"Along the way Mead talked to dozens of experts—from ecologists, scientists and environmentalists to historians, farmers and fisherman—and met dozens of real Kentuckians whose lives are entwined with the river," he reports.
While Mead saw plenty of wildlife, he writes, "We saw too much trash: motor oil bottles, hair spray cans, milk jugs, glass jars with lids (that made them buoyant), broken coolers, a motorcycle helmet, a soccer goal. The single most-common trashy item was the plastic soft drink bottle. Most of them probably had been tossed out of a car or truck window into a roadside ditch before being washed into a creek and then the river. There was a smaller but significant number of old refrigerators, washing machines and other discarded appliances. And tires, tires, tires. We should have kept a running count of tires."
The Licking River, which supports fishing and other tourist activities in Kentucky and Ohio, got its name "because the salty water left deposits that attracted animals as far back as when wooly mammoths and ground sloths roamed the land more than 10,000 years ago," Mead writes. "Marc Hult, a retired U.S. Geological Survey hydrologist who lives beside the Licking, said that’s because the river is fed by groundwater that was an ocean 450 million years ago."

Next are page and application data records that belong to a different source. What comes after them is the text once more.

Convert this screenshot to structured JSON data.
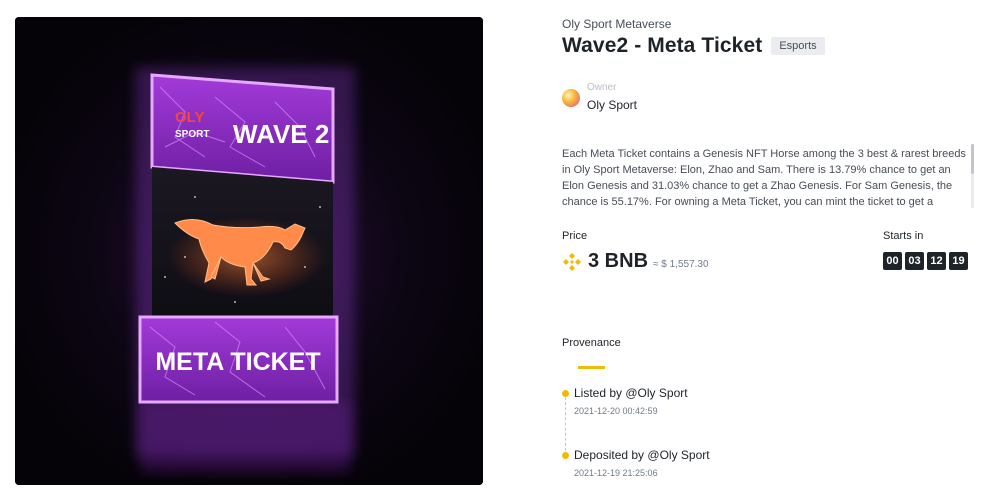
{
  "artwork": {
    "top_brand": "OLY SPORT",
    "top_text": "WAVE 2",
    "bottom_text": "META TICKET",
    "accent_color": "#c94fff"
  },
  "collection": "Oly Sport Metaverse",
  "title": "Wave2 - Meta Ticket",
  "category_badge": "Esports",
  "owner": {
    "label": "Owner",
    "name": "Oly Sport"
  },
  "description": "Each Meta Ticket contains a Genesis NFT Horse among the 3 best & rarest breeds in Oly Sport Metaverse: Elon, Zhao and Sam. There is 13.79% chance to get an Elon Genesis and 31.03% chance to get a Zhao Genesis. For Sam Genesis, the chance is 55.17%. For owning a Meta Ticket, you can mint the ticket to get a",
  "price": {
    "label": "Price",
    "value": "3 BNB",
    "usd": "≈ $ 1,557.30",
    "currency_icon": "bnb-icon",
    "currency_color": "#f0b90b"
  },
  "starts": {
    "label": "Starts in",
    "days": "00",
    "hours": "03",
    "minutes": "12",
    "seconds": "19"
  },
  "provenance": {
    "label": "Provenance",
    "events": [
      {
        "action": "Listed by",
        "user": "@Oly Sport",
        "date": "2021-12-20 00:42:59"
      },
      {
        "action": "Deposited by",
        "user": "@Oly Sport",
        "date": "2021-12-19 21:25:06"
      }
    ]
  }
}
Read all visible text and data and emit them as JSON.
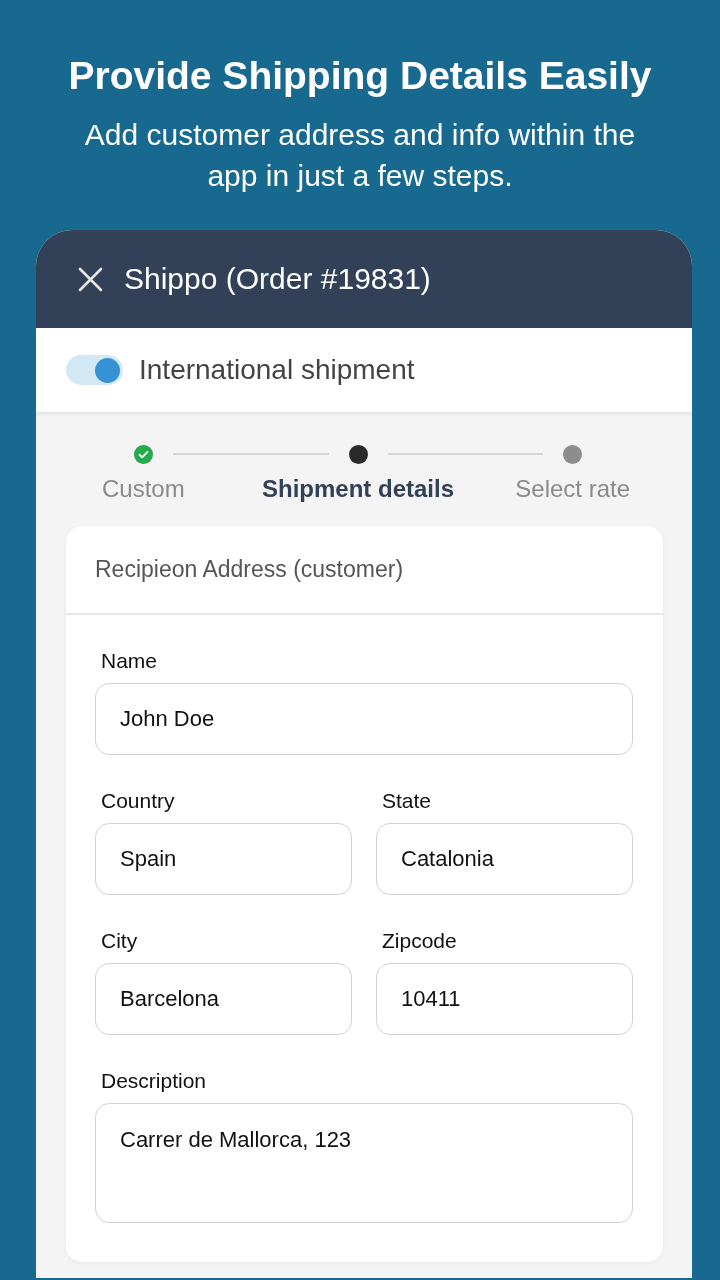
{
  "header": {
    "title": "Provide Shipping Details Easily",
    "subtitle": "Add customer address and info within the app in just a few steps."
  },
  "dialog": {
    "title": "Shippo (Order #19831)"
  },
  "toggle": {
    "label": "International shipment",
    "on": true
  },
  "steps": [
    {
      "label": "Custom",
      "completed": true,
      "selected": false
    },
    {
      "label": "Shipment details",
      "completed": false,
      "selected": true
    },
    {
      "label": "Select rate",
      "completed": false,
      "selected": false
    }
  ],
  "form": {
    "heading": "Recipieon Address (customer)",
    "rows": [
      {
        "fields": [
          {
            "label": "Name",
            "value": "John Doe",
            "kind": "text"
          }
        ]
      },
      {
        "fields": [
          {
            "label": "Country",
            "value": "Spain",
            "kind": "text"
          },
          {
            "label": "State",
            "value": "Catalonia",
            "kind": "text"
          }
        ]
      },
      {
        "fields": [
          {
            "label": "City",
            "value": "Barcelona",
            "kind": "text"
          },
          {
            "label": "Zipcode",
            "value": "10411",
            "kind": "text"
          }
        ]
      },
      {
        "fields": [
          {
            "label": "Description",
            "value": "Carrer de Mallorca, 123",
            "kind": "textarea"
          }
        ]
      }
    ]
  }
}
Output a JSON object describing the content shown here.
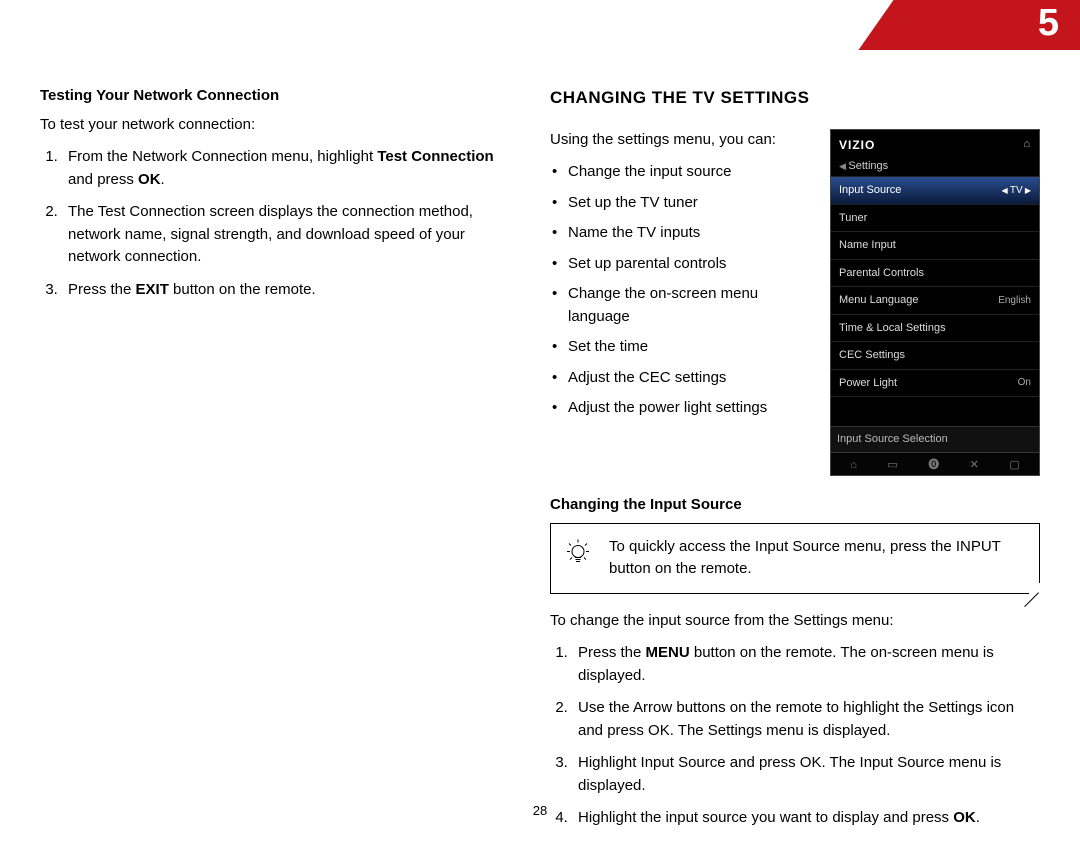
{
  "chapter": {
    "number": "5"
  },
  "page_number": "28",
  "left": {
    "heading": "Testing Your Network Connection",
    "intro": "To test your network connection:",
    "steps": [
      {
        "pre": "From the Network Connection menu, highlight ",
        "bold": "Test Connection",
        "mid": " and press ",
        "bold2": "OK",
        "post": "."
      },
      {
        "plain": "The Test Connection screen displays the connection method, network name, signal strength, and download speed of your network connection."
      },
      {
        "pre": "Press the ",
        "bold": "EXIT",
        "post": " button on the remote."
      }
    ]
  },
  "right": {
    "heading": "CHANGING THE TV SETTINGS",
    "intro": "Using the settings menu, you can:",
    "bullets": [
      "Change the input source",
      "Set up the TV tuner",
      "Name the TV inputs",
      "Set up parental controls",
      "Change the on-screen menu language",
      "Set the time",
      "Adjust the CEC settings",
      "Adjust the power light settings"
    ],
    "tv": {
      "brand": "VIZIO",
      "sub": "Settings",
      "rows": [
        {
          "label": "Input Source",
          "value": "TV",
          "selected": true
        },
        {
          "label": "Tuner",
          "value": ""
        },
        {
          "label": "Name Input",
          "value": ""
        },
        {
          "label": "Parental Controls",
          "value": ""
        },
        {
          "label": "Menu Language",
          "value": "English"
        },
        {
          "label": "Time & Local Settings",
          "value": ""
        },
        {
          "label": "CEC Settings",
          "value": ""
        },
        {
          "label": "Power Light",
          "value": "On"
        }
      ],
      "footer": "Input Source Selection",
      "controls": [
        "⌂",
        "▭",
        "⓿",
        "✕",
        "▢"
      ]
    },
    "sub_heading": "Changing the Input Source",
    "tip": "To quickly access the Input Source menu, press the INPUT button on the remote.",
    "intro2": "To change the input source from the Settings menu:",
    "steps": [
      {
        "pre": "Press the ",
        "bold": "MENU",
        "post": " button on the remote. The on-screen menu is displayed."
      },
      {
        "plain": "Use the Arrow buttons on the remote to highlight the Settings icon and press OK. The Settings menu is displayed."
      },
      {
        "plain": "Highlight Input Source and press OK. The Input Source menu is displayed."
      },
      {
        "pre": "Highlight the input source you want to display and press ",
        "bold": "OK",
        "post": "."
      }
    ]
  }
}
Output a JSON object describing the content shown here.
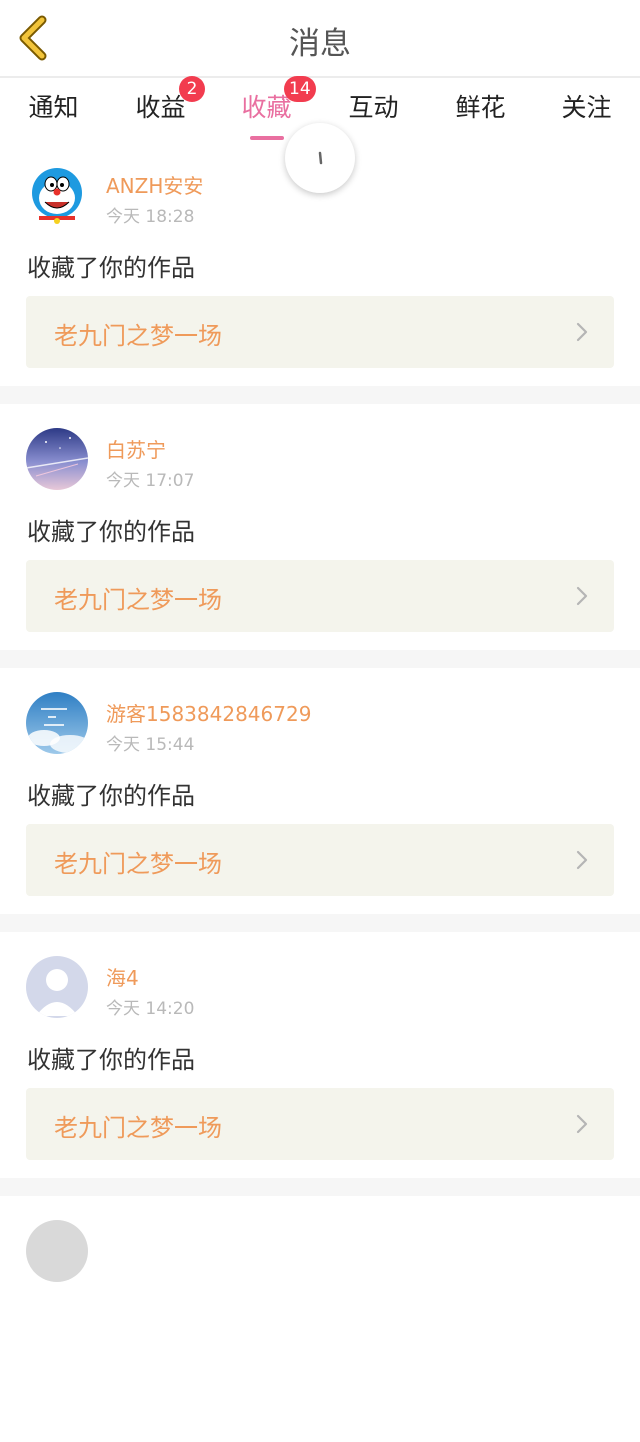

"In 1807, President Thomas Jefferson sent Gen. William Clark to collect prehistoric animal bones from what now is Big Bone Lick State Park. The mission has been called the first paleontological expedition financed by the young government of the U.S.," Mead writes.